A sound money management plan has one central theme that many people find tough to contend with: delayed gratification. It’s about saving in the present to reach a larger goal down the road – an ample down payment, a comfortable retirement, a relaxing vacation.
For many, moving past the knee-jerk reaction to spend every last dollar of every last paycheck is tough. They see the “punishment,” not the reward at the end of the marathon.
If you’re determined to get on the path to saving, here are some tried and true ways to jumpstart the process and keep going until you reach the finish line.
Determine Your Goals and Give Your Money a Job
Saving for the sake of saving is fine, but without the added push of something to look forward to or a burden to be lifted, the chances that you’ll keep your momentum are slim to none.
In addition, if you see saving as a broad “last step” once the last of your money has been allocated to bills and living expenses, then you are inadvertently giving yourself the option of socking it away for some unforeseen purpose, or spending whatever is left over – simply because it’s there.
Instead, give every last dollar of every last paycheck, raise, tax return, etc. a job – whether that’s padding a retirement account, accumulating savings for a new vehicle, or funding a vacation.
But every goal worth reaching has a timetable with concrete numbers attached, right?
So really get into the weeds with this. How much extra do you need to fund the lifestyle you want?
If you hope to buy a car within the next year, how much will you have to put away monthly in order to have the sizeable down payment (or better yet, cash up front) for the purchase?
Choose a Saving Mechanism and Make It Automatic
Instead of fighting every month between the side of you that wants to save and the side that wants to spend, make allocating your money to different accounts automatic.
Once you’ve determined your money goals and the timetable in which you hope to achieve them, categorize them by short-term (a year or less), mid-term (up to 5 years out), or long-term (over 5 years out). This will dictate what savings vehicle you use for each goal.
A short-term goal means you need to have the money in a place that has high liquidity or easy access – i.e. a savings account. While savings accounts do little in terms of growing your money (many have a hard enough time keeping up with inflation), you can do your research to find one with the highest interest rate.
A mid-term goal still requires some liquidity – clearly a 10 year CD would be out of the question – but you do have some room to let it grow. A shorter term CD, money market account, or short-term bonds are all viable options.
Long-term investments can handle the greater risk associated with the stock market because the funds have the time to recover after market fluctuations, thus greatly opening your options for these goals.
Once you know where to park your money and how much you are setting aside for each goal, make the transfers automatic every time you have money coming in. Most importantly: treat moving your money towards savings like you would moving your money towards paying a bill. It is a bill – one that helps brighten your future.
Create Benchmarks and Treat Yourself
With the logistics out of the way, determine your benchmarks or time for celebration.

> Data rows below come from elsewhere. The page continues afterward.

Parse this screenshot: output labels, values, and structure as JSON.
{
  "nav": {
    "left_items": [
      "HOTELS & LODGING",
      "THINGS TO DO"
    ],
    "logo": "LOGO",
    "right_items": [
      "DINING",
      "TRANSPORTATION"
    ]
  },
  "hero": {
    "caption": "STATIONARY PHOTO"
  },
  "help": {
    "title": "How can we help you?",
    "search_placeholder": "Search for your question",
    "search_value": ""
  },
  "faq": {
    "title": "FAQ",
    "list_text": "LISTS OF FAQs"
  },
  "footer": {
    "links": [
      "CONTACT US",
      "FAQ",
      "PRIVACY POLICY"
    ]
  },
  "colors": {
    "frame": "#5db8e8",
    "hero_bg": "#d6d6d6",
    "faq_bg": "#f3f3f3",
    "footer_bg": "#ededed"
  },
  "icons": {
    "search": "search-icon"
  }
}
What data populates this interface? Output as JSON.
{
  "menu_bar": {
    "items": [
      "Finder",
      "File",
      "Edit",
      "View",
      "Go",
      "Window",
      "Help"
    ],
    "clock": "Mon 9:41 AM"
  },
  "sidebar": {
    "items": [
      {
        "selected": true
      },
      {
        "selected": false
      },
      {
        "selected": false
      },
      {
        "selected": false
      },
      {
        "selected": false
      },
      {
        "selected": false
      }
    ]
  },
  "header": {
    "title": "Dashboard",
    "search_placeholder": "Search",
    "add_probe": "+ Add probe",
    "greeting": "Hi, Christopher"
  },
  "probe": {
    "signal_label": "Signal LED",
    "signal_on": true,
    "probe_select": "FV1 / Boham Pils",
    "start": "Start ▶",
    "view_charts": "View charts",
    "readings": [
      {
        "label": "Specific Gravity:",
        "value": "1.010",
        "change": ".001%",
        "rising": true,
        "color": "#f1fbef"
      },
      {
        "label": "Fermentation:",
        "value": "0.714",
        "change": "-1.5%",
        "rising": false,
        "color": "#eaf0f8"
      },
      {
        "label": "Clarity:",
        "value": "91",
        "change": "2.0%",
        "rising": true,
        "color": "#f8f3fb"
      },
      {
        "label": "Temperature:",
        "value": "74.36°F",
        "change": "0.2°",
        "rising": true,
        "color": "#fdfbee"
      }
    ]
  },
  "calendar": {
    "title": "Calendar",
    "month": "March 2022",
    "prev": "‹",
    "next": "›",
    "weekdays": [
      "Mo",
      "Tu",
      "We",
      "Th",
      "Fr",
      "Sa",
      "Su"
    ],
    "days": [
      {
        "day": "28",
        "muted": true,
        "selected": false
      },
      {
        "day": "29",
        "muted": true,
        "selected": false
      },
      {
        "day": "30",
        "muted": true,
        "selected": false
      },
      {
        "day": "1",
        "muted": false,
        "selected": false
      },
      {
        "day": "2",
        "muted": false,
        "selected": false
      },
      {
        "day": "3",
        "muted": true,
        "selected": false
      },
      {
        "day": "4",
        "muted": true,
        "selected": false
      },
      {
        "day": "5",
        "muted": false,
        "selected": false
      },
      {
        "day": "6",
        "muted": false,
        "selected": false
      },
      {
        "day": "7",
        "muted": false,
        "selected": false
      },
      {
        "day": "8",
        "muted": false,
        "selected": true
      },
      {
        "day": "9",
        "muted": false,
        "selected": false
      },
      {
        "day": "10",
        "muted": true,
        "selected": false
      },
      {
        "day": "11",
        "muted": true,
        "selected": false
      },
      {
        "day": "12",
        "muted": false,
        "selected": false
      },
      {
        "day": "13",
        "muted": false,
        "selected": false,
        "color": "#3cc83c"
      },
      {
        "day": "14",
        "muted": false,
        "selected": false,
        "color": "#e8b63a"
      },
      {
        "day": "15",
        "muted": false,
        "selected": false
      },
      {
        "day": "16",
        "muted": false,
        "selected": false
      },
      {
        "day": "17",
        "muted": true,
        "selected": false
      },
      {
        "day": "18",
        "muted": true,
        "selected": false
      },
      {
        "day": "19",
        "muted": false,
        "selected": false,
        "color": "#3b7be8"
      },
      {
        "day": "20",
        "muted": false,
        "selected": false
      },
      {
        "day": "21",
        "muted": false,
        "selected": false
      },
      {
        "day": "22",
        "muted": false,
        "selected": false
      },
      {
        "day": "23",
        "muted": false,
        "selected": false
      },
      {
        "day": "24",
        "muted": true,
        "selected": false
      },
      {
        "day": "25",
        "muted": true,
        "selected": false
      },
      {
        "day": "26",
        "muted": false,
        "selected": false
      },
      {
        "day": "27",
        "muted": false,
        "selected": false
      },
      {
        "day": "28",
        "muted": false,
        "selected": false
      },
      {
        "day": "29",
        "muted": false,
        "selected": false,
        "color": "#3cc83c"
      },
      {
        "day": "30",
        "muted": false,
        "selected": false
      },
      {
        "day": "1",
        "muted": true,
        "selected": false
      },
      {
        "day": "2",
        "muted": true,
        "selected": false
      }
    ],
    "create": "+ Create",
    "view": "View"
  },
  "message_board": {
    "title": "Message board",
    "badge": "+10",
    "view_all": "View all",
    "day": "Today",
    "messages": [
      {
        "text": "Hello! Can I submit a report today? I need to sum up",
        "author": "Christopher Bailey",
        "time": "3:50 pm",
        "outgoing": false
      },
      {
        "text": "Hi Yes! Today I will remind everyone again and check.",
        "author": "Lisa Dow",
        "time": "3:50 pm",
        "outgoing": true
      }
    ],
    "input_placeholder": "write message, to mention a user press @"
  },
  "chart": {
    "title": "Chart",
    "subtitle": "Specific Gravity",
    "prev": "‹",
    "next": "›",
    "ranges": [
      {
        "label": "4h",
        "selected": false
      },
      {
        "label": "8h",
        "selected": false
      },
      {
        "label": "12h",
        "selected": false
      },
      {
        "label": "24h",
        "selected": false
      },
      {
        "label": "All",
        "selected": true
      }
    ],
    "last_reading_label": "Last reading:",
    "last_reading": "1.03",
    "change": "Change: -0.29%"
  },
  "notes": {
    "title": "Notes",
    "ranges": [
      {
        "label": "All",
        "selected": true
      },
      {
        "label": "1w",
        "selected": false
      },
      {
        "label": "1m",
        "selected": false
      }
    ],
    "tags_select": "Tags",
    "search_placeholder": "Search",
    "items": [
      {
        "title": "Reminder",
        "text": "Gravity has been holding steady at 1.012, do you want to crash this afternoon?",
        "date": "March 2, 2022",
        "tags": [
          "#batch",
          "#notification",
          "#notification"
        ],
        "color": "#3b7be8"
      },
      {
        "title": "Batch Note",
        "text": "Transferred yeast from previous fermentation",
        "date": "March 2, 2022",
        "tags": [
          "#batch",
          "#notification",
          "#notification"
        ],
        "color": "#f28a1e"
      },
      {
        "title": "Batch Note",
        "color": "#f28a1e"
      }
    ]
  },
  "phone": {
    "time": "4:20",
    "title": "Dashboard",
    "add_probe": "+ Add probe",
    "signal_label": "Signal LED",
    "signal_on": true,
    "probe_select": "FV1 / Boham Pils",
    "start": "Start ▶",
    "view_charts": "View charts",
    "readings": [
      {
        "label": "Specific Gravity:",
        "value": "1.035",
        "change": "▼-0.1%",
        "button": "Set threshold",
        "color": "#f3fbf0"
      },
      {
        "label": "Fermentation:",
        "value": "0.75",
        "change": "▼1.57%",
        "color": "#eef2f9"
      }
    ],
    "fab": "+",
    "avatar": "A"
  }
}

Is it when you’ve managed to save double your current salary for retirement? Is it before that? Is it once you are 25% covered for a car down payment? Or 3 months into your vacation fund goal?
Noticing your progress and celebrating how far you’ve come (while clearly avoiding dipping into your savings in the process), is essential for staying on track and keeping your motivation up.
Knowing how far you’ve come will make the stretch to the finish line seem that much easier.
Check In Often
No matter how meticulous you might have been in the drafting and planning process, it’s important to check in on your savings goals on a regular basis.
Here are few questions to ask:
- Are you saving enough to reach your goal in the time frame allotted?
- Was your time frame realistic?
- Have your priorities changed – i.e. is this goal still important to you?
- Is your saving pace and plan of action sustainable for the long haul?
If it comes down to making adjustments or giving up, adjustments are certainly justifiable. Feeling challenged is great, feeling completely overwhelmed is something else entirely.
No matter the size of the goal, it likely feels like a huge obstacle to overcome. But regardless of the time it may take, that time will pass anyways. At least start today knowing from each day forward that you are slowly brightening your possibilities for the future.
And then, before you know it you’ll be accomplishing your goals. Whether it’s paying off credit cards, paying off student loans, paying off your mortgage, or any other goal, if you stay motivated you’ll be able to get there!
How do you get motivated to save?
Simon @ Modest Money says
I can totally agree with you…saving for the sake of saving just won’t cut it. I think our brains are wired for the path of least resistance and thus the easier option would be to just spend the money. However with goals and deadlines, the game changes. A purpose focuses your direction.
Also, its a good idea to have a guilt free spend fund, ensures you aren’t tempted to touch the savings as you delay gratification.
Daniel Evans says
I totally agree as well that having a goal based savings plan is more fun. But just starting to save, even if $10 a week, also helps to wire your brain to save without a goal, like for those emergencies.
I tried to explain to my husband that for me I have to have several goals and break them up into smaller amounts each month. This is what works for me and maybe not everyone else.